Authentic Love is not touchy or resentful, and does not “fly off the handle!”

Anger is a vice, sin that abuses others and us and should never have a foothold in us. When we are easily provoked, we show a lack of self control and a lack of trust in our Lord. All this does is bring us to the same level of spitefulness and bitterness as others and we come to live in it ourselves. When this happens, we must seek to break the bonds of this sin that seek to destroy others and us. Our faith must be love-filled so it affects our actions, our verbal expressions, our mannerisms, and our body language so we reflect our Lord. If not, our faith and thinking are skewed or even absent. Anger is formed from our doubts and fears as well as frustrations—our unmet expectations that will destroy God’s past, present, and future work in us. It will neuter what God wants to do in us and take a teaching point to edify and forge it into a weapon that harms others.

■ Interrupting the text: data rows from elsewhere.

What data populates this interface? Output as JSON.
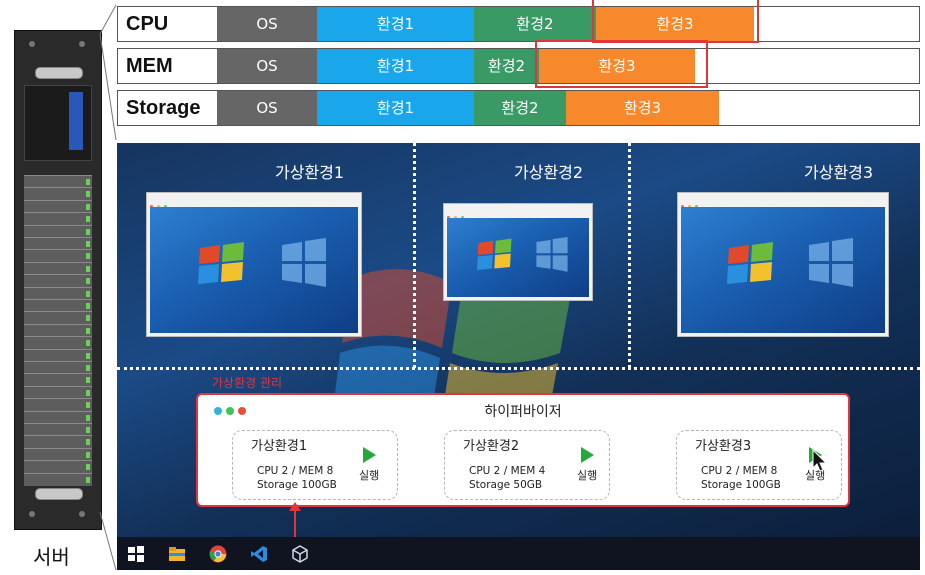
{
  "resources": [
    {
      "label": "CPU",
      "segments": [
        {
          "label": "OS",
          "kind": "os",
          "start": 0,
          "end": 100
        },
        {
          "label": "환경1",
          "kind": "e1",
          "start": 100,
          "end": 257
        },
        {
          "label": "환경2",
          "kind": "e2",
          "start": 257,
          "end": 379
        },
        {
          "label": "환경3",
          "kind": "e3",
          "start": 379,
          "end": 537
        }
      ]
    },
    {
      "label": "MEM",
      "segments": [
        {
          "label": "OS",
          "kind": "os",
          "start": 0,
          "end": 100
        },
        {
          "label": "환경1",
          "kind": "e1",
          "start": 100,
          "end": 257
        },
        {
          "label": "환경2",
          "kind": "e2",
          "start": 257,
          "end": 322
        },
        {
          "label": "환경3",
          "kind": "e3",
          "start": 322,
          "end": 478
        }
      ]
    },
    {
      "label": "Storage",
      "segments": [
        {
          "label": "OS",
          "kind": "os",
          "start": 0,
          "end": 100
        },
        {
          "label": "환경1",
          "kind": "e1",
          "start": 100,
          "end": 257
        },
        {
          "label": "환경2",
          "kind": "e2",
          "start": 257,
          "end": 349
        },
        {
          "label": "환경3",
          "kind": "e3",
          "start": 349,
          "end": 502
        }
      ]
    }
  ],
  "colors": {
    "os": "#666666",
    "e1": "#1aa6ea",
    "e2": "#3a9a66",
    "e3": "#f7882b",
    "highlight": "#e0353b",
    "play": "#22aa3a"
  },
  "desktop": {
    "vm_labels": [
      "가상환경1",
      "가상환경2",
      "가상환경3"
    ]
  },
  "manager_label": "가상환경 관리",
  "hypervisor": {
    "title": "하이퍼바이저",
    "vms": [
      {
        "name": "가상환경1",
        "spec": "CPU 2 / MEM 8\nStorage 100GB",
        "run_label": "실행"
      },
      {
        "name": "가상환경2",
        "spec": "CPU 2 / MEM 4\nStorage 50GB",
        "run_label": "실행"
      },
      {
        "name": "가상환경3",
        "spec": "CPU 2 / MEM 8\nStorage 100GB",
        "run_label": "실행"
      }
    ]
  },
  "taskbar_icons": [
    "windows-start-icon",
    "file-explorer-icon",
    "chrome-icon",
    "vscode-icon",
    "virtualbox-icon"
  ],
  "caption": "서버"
}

It is interesting to point out that the modifier word “easily” does not appear in the original Greek texts but first shows up in the KJV and survives in most translations today. Why? Two reasons: one, we sometimes have to add modifier words to smooth out the language from translations so it is more readable (grammar is different in Greek than English) as long as it is in context. Also, it is said that King James, who commissioned the translation, was easily angered and thus the translators wanted to convict him. Nonetheless, easily fits the context and meaning (Prov. 12:16; Eccl. 7:9; Matthew 5:22; Rom. 2:8; 12:19; Eph. 4:26-18, 31; Col. 3:8; James 1:19-21; 3:9-10).

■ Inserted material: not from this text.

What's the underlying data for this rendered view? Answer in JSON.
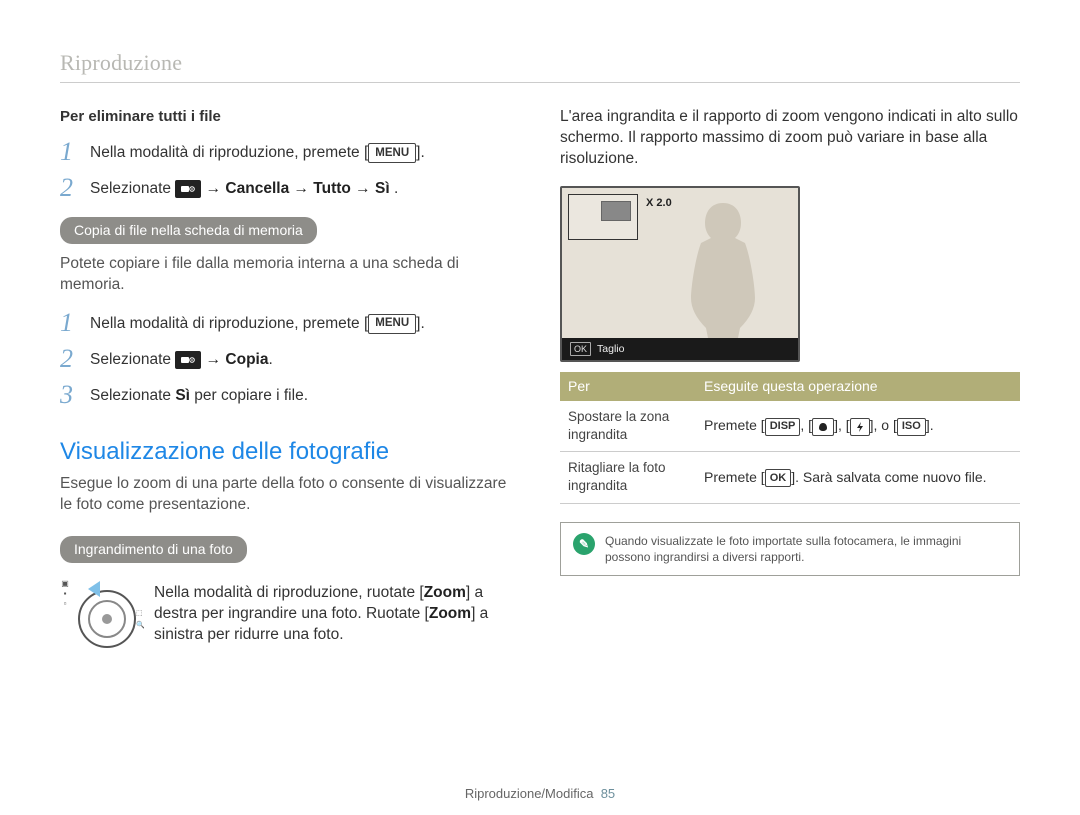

Questions to Ponder

1. Any church that lacks love will have disorder. Why? How have you seen this so? How have you seen Christ the Lord replaced with pride and strife?

2. How does love help us be submissive to God and be better examples to others? How does your faith factor in with your love?

3. What needs to take place in you for you to be better at listening, and not allowing your hostile feelings to get the best of you?

4. What can you do to keep the little things from causing you to “fly off the handle?” What can be done to improve your attitude and your church?